[Data extracted from a collection]
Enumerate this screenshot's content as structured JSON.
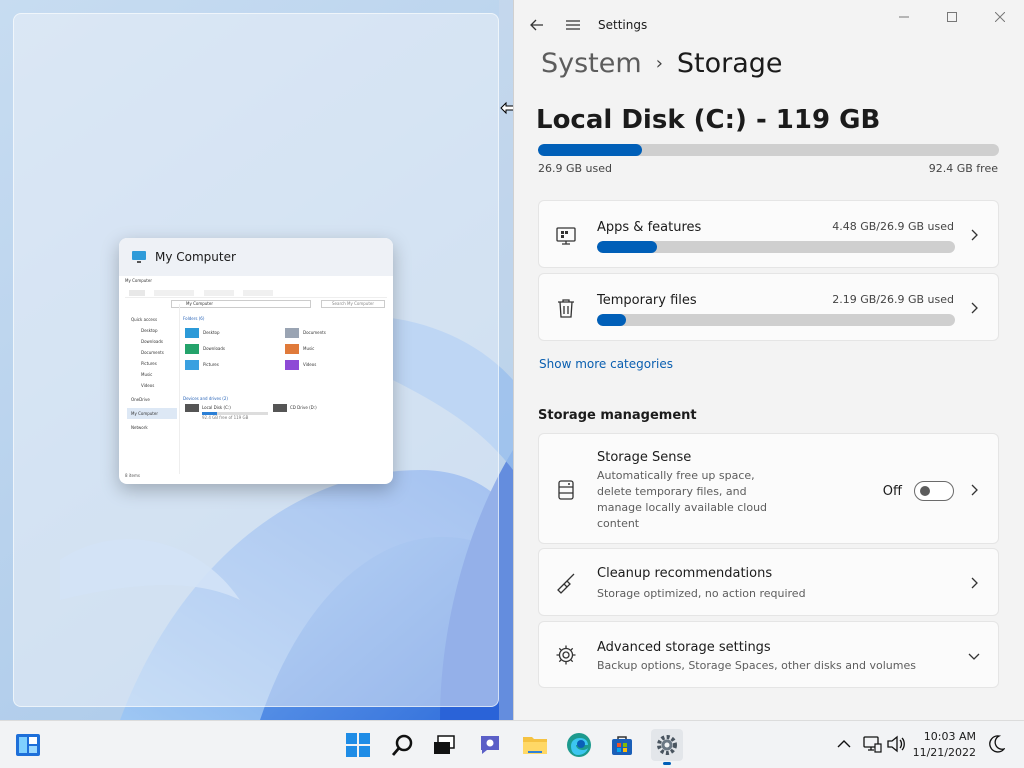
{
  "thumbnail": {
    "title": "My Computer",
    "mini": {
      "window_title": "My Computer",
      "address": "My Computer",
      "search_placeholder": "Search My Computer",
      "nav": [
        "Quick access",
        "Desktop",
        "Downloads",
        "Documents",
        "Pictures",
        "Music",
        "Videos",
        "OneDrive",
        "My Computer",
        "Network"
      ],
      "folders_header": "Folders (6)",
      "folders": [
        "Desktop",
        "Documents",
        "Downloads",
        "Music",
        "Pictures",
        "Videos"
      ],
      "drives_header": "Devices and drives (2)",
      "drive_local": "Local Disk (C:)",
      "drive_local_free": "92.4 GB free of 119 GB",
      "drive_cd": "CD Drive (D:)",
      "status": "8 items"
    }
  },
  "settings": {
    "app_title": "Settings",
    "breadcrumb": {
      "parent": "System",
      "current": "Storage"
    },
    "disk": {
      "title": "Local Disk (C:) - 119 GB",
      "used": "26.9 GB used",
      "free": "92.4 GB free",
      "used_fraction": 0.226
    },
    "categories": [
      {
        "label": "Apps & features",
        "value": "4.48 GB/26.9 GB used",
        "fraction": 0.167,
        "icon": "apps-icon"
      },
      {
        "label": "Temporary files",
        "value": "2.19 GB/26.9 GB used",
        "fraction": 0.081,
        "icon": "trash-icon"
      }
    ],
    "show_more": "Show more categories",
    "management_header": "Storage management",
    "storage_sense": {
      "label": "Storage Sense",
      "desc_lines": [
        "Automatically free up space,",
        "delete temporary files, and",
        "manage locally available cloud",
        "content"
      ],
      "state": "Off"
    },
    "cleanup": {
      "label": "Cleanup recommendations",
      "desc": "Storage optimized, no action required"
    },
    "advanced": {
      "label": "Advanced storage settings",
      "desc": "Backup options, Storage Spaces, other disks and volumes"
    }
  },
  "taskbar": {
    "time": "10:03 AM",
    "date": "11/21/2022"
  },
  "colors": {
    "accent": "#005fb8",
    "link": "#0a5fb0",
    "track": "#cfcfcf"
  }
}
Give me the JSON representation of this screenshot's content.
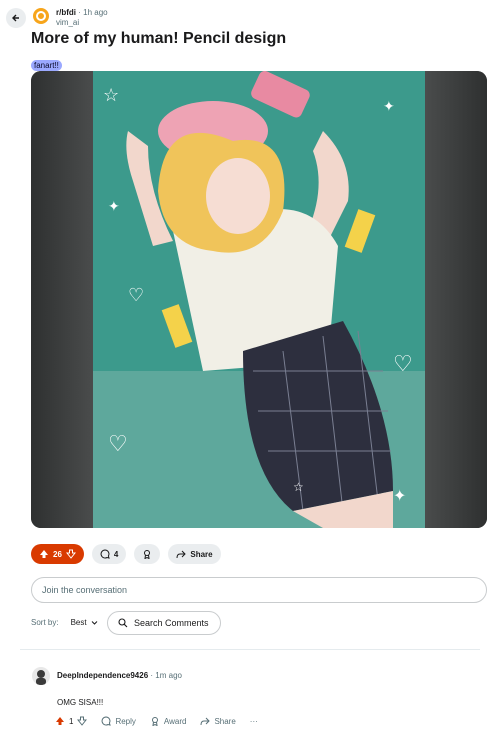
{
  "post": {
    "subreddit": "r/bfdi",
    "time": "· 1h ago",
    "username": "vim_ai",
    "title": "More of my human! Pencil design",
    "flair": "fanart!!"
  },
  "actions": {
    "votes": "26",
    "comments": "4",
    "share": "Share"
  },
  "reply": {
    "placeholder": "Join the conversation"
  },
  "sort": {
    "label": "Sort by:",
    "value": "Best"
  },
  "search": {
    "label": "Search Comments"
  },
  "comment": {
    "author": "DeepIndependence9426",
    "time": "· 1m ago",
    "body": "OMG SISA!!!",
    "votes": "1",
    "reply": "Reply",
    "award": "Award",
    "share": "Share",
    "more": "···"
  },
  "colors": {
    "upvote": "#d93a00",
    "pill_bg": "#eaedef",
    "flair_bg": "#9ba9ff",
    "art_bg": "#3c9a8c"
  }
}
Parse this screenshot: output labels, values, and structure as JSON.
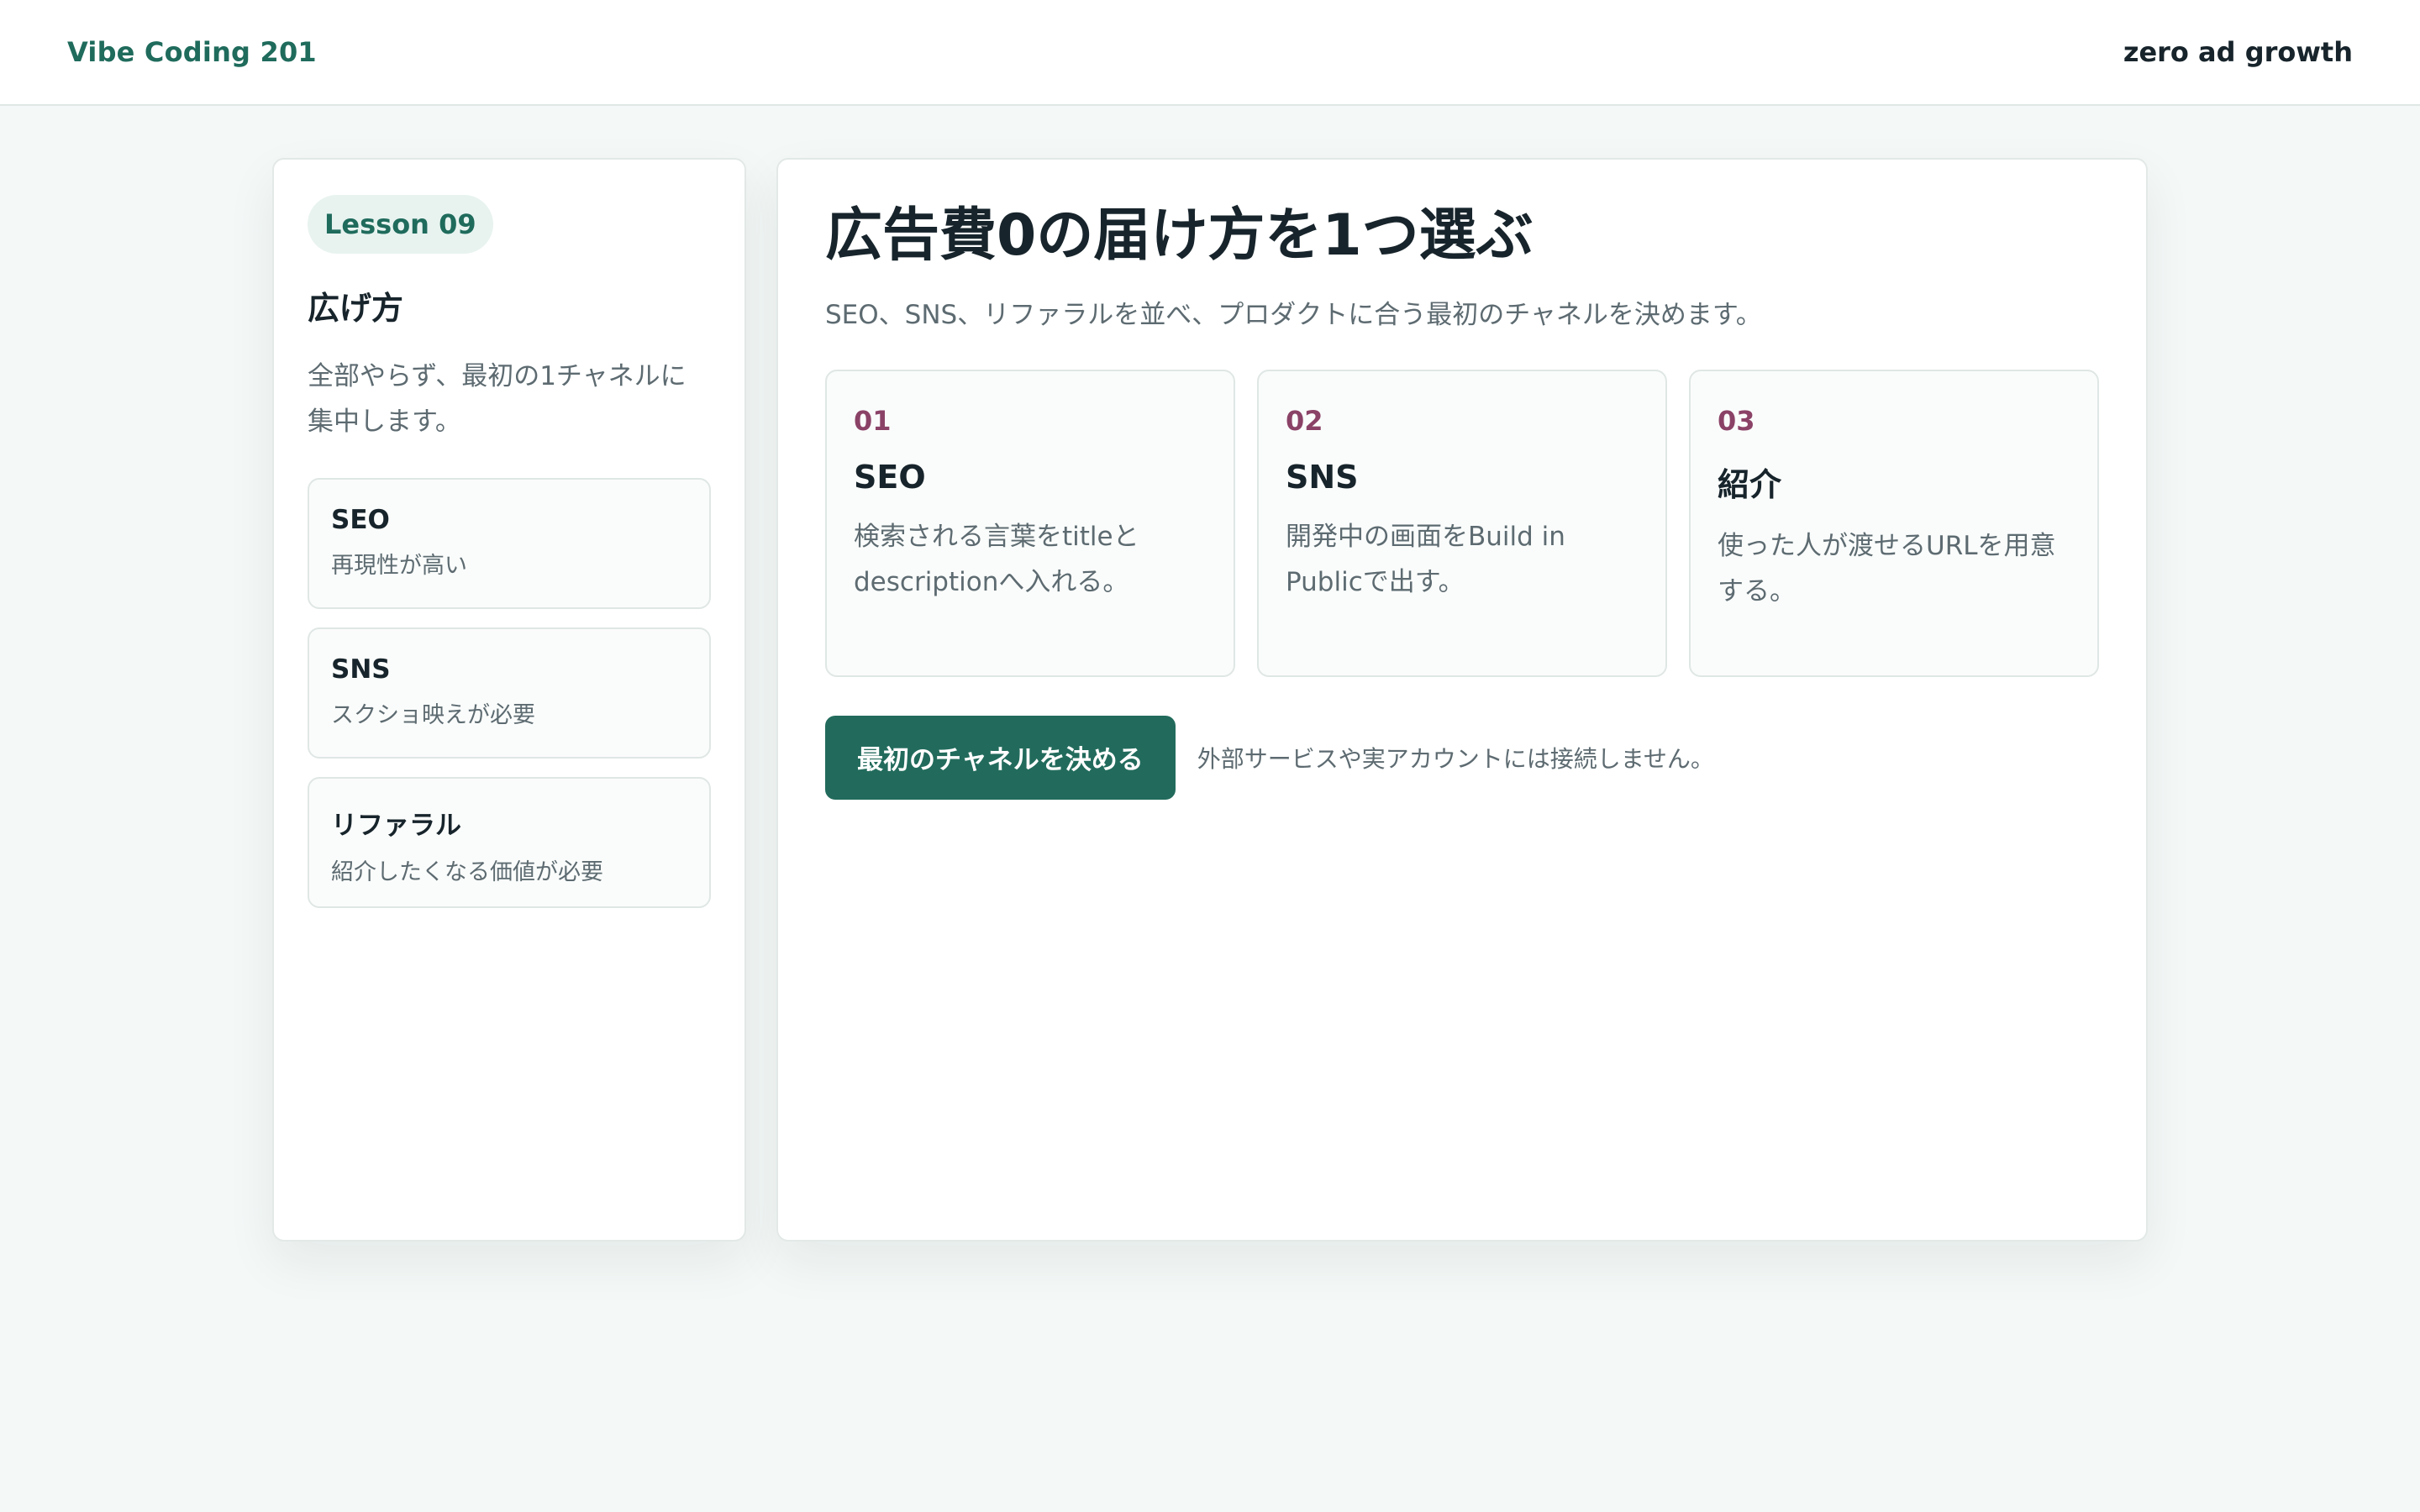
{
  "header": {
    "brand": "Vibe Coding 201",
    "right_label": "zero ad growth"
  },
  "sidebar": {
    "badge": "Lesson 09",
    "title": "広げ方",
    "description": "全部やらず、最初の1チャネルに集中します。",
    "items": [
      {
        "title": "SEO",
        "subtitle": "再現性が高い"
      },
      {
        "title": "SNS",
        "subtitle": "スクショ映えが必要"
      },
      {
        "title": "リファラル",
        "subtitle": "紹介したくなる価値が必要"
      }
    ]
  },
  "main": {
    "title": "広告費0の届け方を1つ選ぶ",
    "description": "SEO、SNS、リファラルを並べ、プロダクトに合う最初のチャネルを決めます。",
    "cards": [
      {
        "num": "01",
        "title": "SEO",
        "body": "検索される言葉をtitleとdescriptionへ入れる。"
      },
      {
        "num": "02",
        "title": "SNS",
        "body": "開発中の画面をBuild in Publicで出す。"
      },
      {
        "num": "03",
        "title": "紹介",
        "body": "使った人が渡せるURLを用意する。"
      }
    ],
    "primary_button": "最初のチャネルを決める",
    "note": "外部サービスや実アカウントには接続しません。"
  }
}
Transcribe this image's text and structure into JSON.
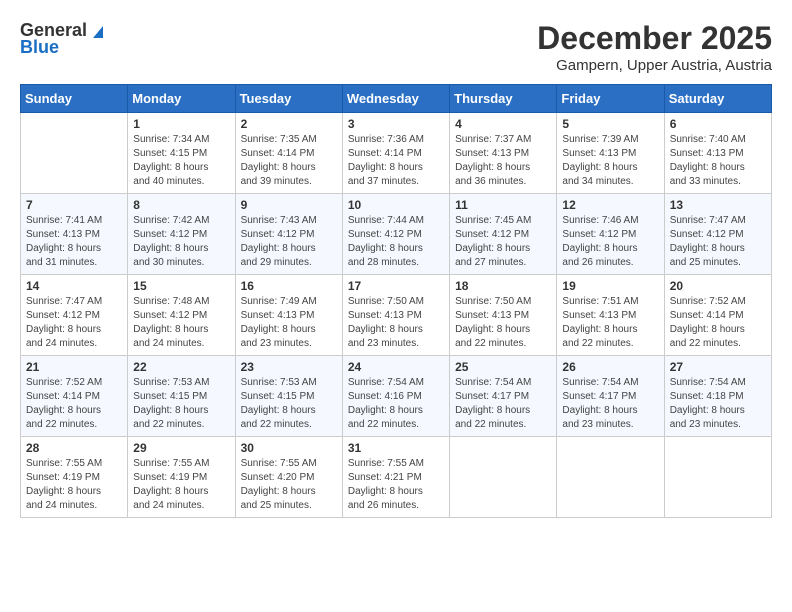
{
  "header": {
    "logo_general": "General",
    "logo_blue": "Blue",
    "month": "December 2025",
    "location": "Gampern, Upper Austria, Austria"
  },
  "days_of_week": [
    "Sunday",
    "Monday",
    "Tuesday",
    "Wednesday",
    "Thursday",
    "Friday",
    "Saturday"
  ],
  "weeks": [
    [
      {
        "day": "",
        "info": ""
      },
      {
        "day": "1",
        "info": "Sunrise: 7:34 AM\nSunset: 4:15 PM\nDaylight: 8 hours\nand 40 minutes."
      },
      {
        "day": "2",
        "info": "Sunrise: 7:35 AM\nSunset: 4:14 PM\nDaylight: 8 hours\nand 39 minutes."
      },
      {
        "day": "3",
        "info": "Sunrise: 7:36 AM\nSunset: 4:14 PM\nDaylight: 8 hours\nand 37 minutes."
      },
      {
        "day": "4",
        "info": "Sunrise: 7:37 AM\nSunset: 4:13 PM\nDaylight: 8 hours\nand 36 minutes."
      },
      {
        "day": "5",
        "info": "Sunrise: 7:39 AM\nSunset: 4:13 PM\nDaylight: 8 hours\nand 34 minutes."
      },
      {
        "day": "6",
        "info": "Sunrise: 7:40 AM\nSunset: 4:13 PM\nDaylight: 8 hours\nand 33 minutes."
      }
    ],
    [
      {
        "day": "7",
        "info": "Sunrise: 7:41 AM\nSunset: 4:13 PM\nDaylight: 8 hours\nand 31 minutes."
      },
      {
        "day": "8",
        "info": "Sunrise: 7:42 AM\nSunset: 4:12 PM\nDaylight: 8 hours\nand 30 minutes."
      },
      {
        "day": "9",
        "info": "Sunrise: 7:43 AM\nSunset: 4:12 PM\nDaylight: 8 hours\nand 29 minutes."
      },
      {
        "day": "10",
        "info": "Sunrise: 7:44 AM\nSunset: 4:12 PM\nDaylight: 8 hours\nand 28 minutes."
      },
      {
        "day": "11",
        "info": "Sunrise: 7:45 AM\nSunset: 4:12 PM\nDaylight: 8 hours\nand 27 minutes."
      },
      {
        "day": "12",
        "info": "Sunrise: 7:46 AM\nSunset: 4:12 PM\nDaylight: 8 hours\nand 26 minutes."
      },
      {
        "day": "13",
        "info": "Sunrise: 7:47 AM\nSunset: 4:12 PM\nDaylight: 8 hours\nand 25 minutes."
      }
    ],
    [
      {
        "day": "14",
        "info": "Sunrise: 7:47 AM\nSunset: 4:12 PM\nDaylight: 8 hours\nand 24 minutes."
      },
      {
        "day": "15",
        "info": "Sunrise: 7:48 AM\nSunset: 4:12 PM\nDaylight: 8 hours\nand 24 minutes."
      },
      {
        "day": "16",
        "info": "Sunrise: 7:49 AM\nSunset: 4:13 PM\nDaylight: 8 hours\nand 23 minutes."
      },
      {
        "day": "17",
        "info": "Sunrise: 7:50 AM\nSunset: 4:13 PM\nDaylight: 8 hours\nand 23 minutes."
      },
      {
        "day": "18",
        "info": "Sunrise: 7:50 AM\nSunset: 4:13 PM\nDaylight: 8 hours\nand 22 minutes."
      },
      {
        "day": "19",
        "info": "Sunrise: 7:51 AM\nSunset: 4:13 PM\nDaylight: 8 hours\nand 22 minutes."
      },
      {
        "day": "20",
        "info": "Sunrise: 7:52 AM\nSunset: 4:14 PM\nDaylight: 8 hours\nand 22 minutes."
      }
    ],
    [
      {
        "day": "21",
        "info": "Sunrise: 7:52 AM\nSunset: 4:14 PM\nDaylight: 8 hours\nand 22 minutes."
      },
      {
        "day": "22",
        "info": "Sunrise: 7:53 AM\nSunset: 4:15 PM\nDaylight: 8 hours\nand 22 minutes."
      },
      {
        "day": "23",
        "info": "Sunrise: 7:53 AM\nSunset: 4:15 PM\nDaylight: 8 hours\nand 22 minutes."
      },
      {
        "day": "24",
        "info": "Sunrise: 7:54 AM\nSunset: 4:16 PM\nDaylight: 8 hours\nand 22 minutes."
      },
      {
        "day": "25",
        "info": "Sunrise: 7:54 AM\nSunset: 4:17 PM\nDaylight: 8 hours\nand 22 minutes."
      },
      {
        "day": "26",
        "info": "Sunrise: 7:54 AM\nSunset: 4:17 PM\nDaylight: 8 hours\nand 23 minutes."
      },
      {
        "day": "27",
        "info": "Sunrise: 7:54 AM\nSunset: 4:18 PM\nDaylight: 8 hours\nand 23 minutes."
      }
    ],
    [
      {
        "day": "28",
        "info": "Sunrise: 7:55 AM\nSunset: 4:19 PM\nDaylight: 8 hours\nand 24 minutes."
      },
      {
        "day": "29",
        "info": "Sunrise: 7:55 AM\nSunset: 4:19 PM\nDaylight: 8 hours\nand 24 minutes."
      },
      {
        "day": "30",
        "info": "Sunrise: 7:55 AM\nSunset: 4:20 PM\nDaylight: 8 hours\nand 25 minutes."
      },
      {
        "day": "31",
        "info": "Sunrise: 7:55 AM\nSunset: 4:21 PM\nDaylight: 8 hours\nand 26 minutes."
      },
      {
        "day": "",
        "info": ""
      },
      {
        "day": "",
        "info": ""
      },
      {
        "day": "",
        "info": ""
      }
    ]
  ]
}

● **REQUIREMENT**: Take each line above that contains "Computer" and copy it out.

● **SOLUTION FOR THIS PROBLEM**:
    "title": "My Computer",
      "window_title": "My Computer",
      "address": "My Computer",
      "search_placeholder": "Search My Computer",
        "My Computer",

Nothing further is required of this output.